## Task objective
Track down every line below that holds "alcohol" and copy it.

## Dataset records
● ● ●

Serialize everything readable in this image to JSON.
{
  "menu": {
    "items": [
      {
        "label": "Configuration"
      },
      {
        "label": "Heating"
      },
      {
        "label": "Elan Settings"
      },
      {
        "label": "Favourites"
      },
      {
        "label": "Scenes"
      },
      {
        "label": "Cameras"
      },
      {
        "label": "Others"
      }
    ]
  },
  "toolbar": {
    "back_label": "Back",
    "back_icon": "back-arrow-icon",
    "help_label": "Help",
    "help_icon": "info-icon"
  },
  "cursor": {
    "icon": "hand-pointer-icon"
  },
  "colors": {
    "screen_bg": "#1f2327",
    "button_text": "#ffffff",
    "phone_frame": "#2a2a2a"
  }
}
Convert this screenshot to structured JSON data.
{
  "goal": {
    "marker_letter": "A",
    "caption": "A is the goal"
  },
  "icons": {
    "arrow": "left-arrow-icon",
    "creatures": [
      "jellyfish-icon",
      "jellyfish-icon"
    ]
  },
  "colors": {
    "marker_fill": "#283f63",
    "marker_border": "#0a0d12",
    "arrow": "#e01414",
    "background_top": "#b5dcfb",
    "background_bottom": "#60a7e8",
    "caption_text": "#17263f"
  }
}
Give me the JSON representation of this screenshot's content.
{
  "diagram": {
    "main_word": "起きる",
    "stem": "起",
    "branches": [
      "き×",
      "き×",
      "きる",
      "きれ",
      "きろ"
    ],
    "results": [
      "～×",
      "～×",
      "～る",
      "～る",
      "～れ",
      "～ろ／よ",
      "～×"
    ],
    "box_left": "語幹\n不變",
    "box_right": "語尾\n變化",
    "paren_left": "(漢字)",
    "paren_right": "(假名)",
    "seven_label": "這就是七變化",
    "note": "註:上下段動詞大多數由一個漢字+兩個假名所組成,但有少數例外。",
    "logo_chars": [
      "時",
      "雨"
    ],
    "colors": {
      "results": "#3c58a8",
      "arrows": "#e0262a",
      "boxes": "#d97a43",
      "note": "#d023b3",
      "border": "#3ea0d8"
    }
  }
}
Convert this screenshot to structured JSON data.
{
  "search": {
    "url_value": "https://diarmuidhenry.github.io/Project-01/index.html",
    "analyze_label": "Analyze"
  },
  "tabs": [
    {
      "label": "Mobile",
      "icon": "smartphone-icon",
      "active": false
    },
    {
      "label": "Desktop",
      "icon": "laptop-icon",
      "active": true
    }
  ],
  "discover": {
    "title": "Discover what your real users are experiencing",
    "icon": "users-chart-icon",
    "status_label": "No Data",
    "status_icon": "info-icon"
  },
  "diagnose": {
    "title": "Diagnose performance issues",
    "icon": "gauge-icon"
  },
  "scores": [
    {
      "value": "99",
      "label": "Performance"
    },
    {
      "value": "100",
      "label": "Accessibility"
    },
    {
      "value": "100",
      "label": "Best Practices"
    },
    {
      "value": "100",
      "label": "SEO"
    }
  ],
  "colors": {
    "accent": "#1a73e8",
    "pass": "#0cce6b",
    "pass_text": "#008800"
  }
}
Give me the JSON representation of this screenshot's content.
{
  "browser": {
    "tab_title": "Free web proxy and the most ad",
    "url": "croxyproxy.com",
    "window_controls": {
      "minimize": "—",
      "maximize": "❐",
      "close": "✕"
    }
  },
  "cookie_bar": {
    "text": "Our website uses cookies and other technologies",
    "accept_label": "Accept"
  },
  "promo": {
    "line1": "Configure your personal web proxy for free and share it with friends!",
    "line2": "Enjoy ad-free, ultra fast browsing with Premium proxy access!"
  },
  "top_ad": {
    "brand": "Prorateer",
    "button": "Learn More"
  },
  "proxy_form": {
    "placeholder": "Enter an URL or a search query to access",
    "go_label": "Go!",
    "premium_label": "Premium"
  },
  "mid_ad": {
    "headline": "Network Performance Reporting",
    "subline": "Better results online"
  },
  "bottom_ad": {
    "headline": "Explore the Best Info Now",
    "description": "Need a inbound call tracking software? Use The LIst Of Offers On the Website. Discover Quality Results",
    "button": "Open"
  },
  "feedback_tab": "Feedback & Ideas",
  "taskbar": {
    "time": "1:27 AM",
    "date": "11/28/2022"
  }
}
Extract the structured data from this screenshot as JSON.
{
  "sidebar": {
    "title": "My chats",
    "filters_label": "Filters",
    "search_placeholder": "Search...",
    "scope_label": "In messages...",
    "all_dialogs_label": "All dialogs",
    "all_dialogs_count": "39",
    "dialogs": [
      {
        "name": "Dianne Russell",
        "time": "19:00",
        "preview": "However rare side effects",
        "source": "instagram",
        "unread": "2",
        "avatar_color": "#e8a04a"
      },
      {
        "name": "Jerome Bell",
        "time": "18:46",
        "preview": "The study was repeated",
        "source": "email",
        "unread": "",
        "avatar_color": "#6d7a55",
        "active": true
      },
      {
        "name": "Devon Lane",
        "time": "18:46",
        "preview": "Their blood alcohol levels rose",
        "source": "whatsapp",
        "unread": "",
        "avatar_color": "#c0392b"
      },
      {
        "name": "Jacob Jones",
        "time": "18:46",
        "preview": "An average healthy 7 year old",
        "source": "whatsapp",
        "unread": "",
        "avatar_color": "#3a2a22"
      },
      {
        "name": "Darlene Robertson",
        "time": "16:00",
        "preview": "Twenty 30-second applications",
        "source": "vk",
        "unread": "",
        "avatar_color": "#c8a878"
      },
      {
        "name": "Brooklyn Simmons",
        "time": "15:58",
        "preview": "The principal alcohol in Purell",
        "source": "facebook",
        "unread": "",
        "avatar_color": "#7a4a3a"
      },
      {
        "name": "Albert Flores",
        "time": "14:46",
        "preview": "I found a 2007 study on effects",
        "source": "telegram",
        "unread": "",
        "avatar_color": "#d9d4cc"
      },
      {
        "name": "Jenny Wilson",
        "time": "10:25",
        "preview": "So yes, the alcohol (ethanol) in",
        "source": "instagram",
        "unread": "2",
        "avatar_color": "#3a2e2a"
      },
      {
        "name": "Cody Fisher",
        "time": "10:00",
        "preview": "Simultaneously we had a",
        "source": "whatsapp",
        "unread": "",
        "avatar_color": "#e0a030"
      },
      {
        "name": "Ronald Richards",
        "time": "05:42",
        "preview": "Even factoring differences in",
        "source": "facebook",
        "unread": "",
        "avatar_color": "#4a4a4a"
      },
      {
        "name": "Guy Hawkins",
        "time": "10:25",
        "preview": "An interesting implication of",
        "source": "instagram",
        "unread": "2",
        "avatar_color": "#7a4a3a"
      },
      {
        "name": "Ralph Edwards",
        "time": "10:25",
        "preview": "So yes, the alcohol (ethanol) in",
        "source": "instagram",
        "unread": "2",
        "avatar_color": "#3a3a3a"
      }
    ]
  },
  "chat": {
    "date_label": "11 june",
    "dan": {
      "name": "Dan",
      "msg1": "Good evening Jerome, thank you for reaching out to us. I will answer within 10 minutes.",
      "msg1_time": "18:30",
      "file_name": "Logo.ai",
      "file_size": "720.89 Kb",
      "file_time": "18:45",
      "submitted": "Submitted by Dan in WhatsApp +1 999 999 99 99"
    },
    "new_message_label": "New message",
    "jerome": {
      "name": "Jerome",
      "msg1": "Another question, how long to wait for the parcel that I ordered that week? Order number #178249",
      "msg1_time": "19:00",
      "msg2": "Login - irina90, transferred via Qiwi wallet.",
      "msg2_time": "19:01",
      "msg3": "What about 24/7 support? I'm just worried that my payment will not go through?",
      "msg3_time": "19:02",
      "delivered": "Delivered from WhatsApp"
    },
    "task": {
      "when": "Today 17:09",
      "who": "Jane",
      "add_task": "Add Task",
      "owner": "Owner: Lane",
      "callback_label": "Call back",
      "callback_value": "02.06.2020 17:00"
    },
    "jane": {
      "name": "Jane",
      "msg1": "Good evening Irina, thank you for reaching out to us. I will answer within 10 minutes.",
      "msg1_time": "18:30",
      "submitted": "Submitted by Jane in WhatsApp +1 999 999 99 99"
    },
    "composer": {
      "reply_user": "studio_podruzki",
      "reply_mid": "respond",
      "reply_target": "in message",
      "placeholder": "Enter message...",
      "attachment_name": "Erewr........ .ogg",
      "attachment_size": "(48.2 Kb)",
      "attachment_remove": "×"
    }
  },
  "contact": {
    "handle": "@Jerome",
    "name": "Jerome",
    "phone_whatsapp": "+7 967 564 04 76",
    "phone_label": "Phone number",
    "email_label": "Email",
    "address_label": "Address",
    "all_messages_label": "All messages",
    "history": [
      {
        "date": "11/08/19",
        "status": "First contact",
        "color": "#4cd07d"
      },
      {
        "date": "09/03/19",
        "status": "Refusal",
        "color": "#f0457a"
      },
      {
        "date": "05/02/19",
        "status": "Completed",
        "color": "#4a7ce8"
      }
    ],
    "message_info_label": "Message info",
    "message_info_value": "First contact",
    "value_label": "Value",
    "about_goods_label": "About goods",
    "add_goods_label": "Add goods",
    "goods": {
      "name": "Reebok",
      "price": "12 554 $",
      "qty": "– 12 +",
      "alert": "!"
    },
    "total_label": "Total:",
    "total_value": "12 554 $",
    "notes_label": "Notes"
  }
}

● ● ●

## Output of the exercise
        "preview": "Their blood alcohol levels rose",
        "preview": "The principal alcohol in Purell",
        "preview": "So yes, the alcohol (ethanol) in",
        "preview": "So yes, the alcohol (ethanol) in",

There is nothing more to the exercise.